Madison & Vine: How did your experience in product development for companies such as Matrix, Revlon and Paul Mitchell inform the marketing strategy for your own product lines?
Mr. Lowell: One of the things we're trying to tell the mass market is you have to look at price point. That's where a designer's eye toward their global attitude comes in. It allowed me to build in these perceived values. It's that little touch of class that's going to sell those things. We were fighting back by charging $125 with all the whistles and bells. The perceived value was there. That's where the real research and development we do in-house comes in. We play with things until we know they speak to you. We've become aspirational in the way we design furniture and items but using methods that have been seen in other areas of retail. What is the most important element of that item, and how do we get that down to an affordable price?
M&V: What's your take on how consumers will invest in their homes in this disastrous housing market?
Mr. Lowell: We had predicted a year and a half ago that nothing was going to come back in a very big way.

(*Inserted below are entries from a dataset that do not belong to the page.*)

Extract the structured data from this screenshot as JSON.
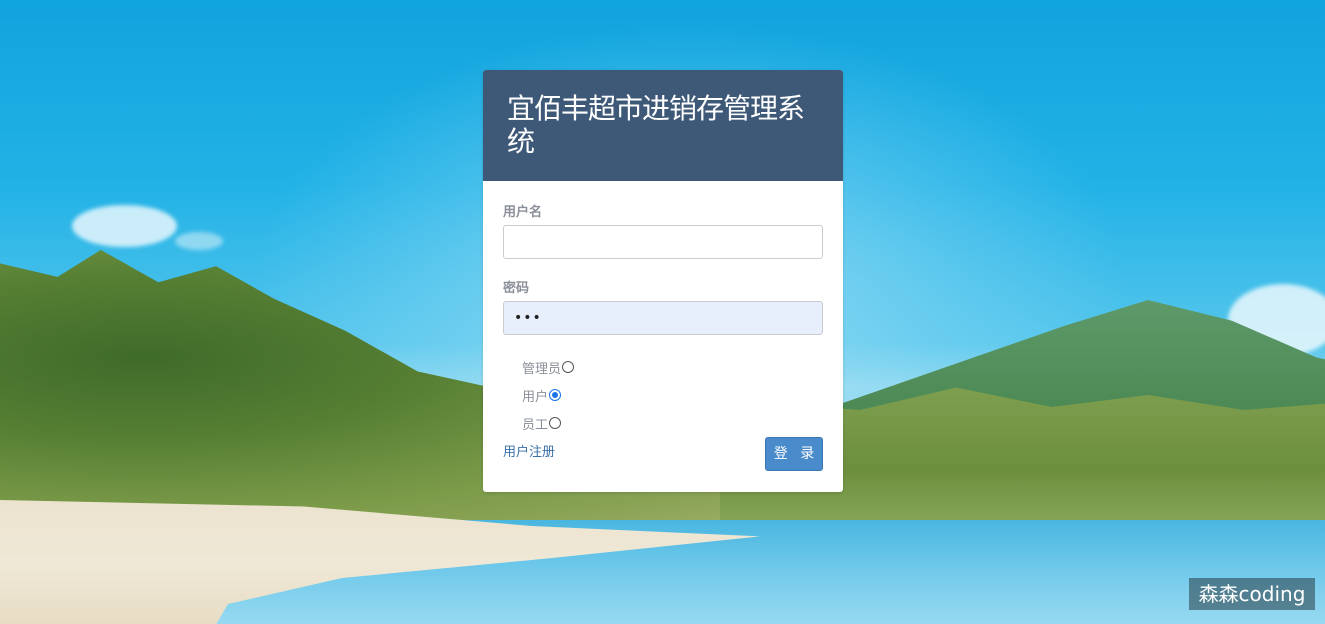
{
  "login": {
    "title": "宜佰丰超市进销存管理系统",
    "username_label": "用户名",
    "username_value": "",
    "password_label": "密码",
    "password_value": "•••",
    "roles": [
      {
        "label": "管理员",
        "checked": false
      },
      {
        "label": "用户",
        "checked": true
      },
      {
        "label": "员工",
        "checked": false
      }
    ],
    "register_link": "用户注册",
    "login_button": "登 录"
  },
  "watermark": "森森coding",
  "colors": {
    "header_bg": "#3e5878",
    "button_bg": "#4a8bcb",
    "link": "#3a6fa8",
    "password_field_bg": "#e8effc"
  }
}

We know people are taking another look at their homes, no differently than when people started nesting after Sept. 11. They would walk back into their homes and say, 'Where did we get all this crap?' That prompted the biggest remodeling boom, but the word "nesting" means nothing to you now.
And we're kind of in the midst of that again. In the consumer press, I've been doing a lot of articles on a pay-it-backward concept. Many people thought they were going to upgrade into a new home. Now we're saying: Take a look at the home you're in right now, understand what your lifestyle is, think about what your parents did and throw it out the window. If you have a table sitting in the middle of a room all by itself, get rid of it!
M&V: What prompted your return to TV on the Fine Living Network? How does your new show fit into your long-term strategy at retail?
Mr. Lowell: I wasn't sure I wanted to go back on television after the first program, pulling 24-hour days. I thought I was going to take a break, so I went to Discovery, and we parted very amicably.
But as our television series become a shorter investment of time for me, I realized it was time to get back out with my original message. Personal creativity is built into all of us; it's inherent. It's buried, but it's there. You may not have three-dimensional talent, but you do have enormous creativity, especially as we move to a much more entrepreneurial and spiritual society.
As far as retail goes, we just want to continue to grow, want to let retailers know that we're really there to help them bridge the gap with their consumers. We're saying: Get rid of all this crap. Lower the SKUs and you lower the anxiety. If you coordinate it, you're going to have a better chance of sale at the retail counter. We've done a lot of talking with national retail associations helping them understand who the new retail generation is.